▼

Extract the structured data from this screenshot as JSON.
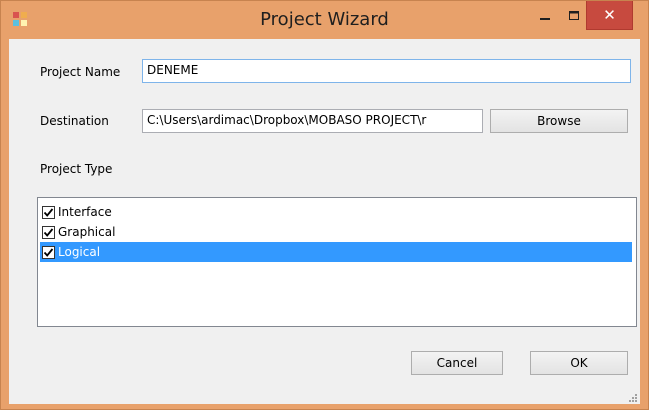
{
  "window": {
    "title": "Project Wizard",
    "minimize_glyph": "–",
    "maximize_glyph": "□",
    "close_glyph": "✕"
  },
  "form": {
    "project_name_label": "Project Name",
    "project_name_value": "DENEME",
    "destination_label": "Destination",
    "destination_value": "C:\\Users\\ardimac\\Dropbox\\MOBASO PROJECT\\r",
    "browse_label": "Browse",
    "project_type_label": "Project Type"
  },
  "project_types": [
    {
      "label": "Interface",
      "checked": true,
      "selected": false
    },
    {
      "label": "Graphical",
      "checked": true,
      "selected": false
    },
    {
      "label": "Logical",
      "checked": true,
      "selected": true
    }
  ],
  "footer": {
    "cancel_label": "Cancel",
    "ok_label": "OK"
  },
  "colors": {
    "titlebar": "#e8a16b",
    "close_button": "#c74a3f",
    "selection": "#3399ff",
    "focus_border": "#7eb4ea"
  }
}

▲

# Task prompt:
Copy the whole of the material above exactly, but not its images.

# Exercise solution:
Extract the structured data from this screenshot as JSON.
{
  "window": {
    "title": "Project Wizard",
    "minimize_glyph": "–",
    "maximize_glyph": "□",
    "close_glyph": "✕"
  },
  "form": {
    "project_name_label": "Project Name",
    "project_name_value": "DENEME",
    "destination_label": "Destination",
    "destination_value": "C:\\Users\\ardimac\\Dropbox\\MOBASO PROJECT\\r",
    "browse_label": "Browse",
    "project_type_label": "Project Type"
  },
  "project_types": [
    {
      "label": "Interface",
      "checked": true,
      "selected": false
    },
    {
      "label": "Graphical",
      "checked": true,
      "selected": false
    },
    {
      "label": "Logical",
      "checked": true,
      "selected": true
    }
  ],
  "footer": {
    "cancel_label": "Cancel",
    "ok_label": "OK"
  },
  "colors": {
    "titlebar": "#e8a16b",
    "close_button": "#c74a3f",
    "selection": "#3399ff",
    "focus_border": "#7eb4ea"
  }
}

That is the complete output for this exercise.